## TRY IT
Pull every line with "Invoice" from the entries below.

## DATASET CONTENT

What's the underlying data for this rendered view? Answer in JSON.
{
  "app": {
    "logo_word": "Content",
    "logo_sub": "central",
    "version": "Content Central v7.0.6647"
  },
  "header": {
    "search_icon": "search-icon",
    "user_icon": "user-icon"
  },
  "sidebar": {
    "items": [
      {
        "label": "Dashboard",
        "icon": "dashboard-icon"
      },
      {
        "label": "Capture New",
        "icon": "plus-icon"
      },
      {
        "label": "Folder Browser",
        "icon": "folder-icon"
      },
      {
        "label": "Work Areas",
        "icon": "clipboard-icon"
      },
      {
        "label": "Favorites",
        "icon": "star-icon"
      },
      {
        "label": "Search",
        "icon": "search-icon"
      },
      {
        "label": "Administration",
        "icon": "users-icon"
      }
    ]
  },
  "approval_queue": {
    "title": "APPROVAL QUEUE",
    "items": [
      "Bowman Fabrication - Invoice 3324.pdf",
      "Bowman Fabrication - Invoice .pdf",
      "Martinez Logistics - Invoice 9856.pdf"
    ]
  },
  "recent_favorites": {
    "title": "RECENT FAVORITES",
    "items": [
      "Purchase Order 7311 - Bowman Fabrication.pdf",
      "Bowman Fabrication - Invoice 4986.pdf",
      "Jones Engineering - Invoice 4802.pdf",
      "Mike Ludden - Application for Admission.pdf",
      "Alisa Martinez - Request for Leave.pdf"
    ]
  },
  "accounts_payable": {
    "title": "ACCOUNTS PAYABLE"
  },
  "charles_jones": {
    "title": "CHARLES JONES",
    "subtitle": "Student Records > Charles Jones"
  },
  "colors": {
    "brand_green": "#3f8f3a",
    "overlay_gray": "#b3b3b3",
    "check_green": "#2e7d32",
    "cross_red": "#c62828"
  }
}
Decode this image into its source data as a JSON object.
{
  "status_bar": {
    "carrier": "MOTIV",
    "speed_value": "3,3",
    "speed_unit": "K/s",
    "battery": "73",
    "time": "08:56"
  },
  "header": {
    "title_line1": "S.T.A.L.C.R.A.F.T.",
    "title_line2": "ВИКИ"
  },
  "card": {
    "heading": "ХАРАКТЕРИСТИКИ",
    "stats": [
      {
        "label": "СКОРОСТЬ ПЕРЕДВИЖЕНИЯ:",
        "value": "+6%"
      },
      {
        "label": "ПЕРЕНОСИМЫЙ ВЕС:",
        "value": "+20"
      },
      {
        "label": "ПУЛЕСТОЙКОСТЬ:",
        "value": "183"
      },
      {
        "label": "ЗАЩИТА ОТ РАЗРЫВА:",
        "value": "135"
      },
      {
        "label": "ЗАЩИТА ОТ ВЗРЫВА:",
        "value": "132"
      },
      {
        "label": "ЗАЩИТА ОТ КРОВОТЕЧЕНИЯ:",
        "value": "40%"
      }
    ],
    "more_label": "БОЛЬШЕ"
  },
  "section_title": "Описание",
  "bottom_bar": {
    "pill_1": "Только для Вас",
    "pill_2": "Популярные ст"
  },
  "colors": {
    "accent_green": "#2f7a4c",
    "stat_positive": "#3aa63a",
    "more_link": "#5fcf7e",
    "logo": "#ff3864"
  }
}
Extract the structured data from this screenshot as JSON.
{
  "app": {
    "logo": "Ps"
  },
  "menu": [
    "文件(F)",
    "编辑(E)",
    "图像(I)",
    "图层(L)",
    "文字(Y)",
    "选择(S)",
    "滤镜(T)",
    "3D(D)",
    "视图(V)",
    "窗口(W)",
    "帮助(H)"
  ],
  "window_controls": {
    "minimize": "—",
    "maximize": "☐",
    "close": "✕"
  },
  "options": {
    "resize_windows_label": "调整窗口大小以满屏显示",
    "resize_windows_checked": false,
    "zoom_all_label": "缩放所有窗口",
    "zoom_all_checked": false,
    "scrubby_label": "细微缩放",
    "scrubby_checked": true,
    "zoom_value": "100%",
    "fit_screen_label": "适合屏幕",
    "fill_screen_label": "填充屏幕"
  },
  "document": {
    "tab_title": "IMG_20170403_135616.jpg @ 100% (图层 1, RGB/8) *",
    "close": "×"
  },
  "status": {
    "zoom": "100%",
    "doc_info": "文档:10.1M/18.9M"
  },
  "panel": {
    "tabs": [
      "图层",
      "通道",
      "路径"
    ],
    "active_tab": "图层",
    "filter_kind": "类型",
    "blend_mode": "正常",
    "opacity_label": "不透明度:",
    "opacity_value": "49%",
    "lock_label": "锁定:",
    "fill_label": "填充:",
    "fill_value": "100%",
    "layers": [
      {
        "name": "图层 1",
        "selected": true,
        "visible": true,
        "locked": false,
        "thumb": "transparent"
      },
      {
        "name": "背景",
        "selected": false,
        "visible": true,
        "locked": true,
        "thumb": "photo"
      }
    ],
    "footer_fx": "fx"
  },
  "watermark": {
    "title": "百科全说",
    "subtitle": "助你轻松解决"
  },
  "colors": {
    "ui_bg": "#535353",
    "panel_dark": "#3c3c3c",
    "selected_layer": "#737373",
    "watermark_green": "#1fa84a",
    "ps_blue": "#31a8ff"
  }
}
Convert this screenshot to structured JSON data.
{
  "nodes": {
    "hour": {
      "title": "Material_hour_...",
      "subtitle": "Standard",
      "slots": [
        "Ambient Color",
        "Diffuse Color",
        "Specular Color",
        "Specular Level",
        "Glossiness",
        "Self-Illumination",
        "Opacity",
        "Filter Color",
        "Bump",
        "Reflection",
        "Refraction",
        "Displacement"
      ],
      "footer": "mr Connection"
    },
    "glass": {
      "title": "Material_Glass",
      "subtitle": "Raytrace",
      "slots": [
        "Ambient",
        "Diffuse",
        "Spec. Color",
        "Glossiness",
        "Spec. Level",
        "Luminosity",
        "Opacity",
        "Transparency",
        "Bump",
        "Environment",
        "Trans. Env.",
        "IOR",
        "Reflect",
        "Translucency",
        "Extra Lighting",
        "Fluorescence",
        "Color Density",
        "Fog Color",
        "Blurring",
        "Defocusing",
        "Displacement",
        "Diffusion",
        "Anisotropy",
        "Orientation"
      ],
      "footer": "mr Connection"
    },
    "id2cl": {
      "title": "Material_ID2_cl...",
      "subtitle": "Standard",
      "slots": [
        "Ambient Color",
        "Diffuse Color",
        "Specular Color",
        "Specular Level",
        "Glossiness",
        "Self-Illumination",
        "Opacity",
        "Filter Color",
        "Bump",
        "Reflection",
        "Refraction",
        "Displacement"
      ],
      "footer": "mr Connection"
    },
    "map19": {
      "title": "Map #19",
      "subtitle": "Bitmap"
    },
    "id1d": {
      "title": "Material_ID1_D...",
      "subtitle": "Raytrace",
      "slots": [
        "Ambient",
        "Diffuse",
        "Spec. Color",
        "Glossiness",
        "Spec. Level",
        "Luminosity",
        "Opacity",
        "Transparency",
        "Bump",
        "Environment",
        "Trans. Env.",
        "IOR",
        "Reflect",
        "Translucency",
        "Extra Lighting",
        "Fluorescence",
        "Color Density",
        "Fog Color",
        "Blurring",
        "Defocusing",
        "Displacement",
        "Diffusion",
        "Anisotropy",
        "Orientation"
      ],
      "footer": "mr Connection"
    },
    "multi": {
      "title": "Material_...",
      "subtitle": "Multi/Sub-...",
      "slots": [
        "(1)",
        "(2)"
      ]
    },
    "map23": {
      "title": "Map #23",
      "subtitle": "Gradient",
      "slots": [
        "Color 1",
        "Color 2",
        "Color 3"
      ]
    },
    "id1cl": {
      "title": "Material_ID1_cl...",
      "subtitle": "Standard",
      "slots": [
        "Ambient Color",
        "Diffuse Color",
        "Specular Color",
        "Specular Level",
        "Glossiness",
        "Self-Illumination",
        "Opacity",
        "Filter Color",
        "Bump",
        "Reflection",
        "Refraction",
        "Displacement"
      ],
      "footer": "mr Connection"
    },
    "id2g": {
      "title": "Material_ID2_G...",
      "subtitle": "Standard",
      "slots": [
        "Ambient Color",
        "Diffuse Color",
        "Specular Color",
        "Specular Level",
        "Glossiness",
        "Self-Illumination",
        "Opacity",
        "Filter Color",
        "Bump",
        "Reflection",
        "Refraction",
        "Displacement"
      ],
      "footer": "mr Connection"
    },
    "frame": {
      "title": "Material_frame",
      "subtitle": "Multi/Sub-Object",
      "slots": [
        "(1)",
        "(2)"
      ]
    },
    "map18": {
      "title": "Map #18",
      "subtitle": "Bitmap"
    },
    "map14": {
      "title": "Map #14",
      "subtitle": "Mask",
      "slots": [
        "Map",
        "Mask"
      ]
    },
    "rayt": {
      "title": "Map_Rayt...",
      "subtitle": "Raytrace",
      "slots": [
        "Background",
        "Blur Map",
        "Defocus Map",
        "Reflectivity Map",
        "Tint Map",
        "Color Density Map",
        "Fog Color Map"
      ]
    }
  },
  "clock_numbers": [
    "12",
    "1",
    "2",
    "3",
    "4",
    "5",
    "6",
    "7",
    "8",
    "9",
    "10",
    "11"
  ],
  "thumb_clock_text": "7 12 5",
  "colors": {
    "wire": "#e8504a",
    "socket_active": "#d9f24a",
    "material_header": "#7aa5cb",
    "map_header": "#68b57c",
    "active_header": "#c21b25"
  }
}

## ANSWER TO THE PROBLEM
      "Bowman Fabrication - Invoice 3324.pdf",
      "Bowman Fabrication - Invoice .pdf",
      "Martinez Logistics - Invoice 9856.pdf"
      "Bowman Fabrication - Invoice 4986.pdf",
      "Jones Engineering - Invoice 4802.pdf",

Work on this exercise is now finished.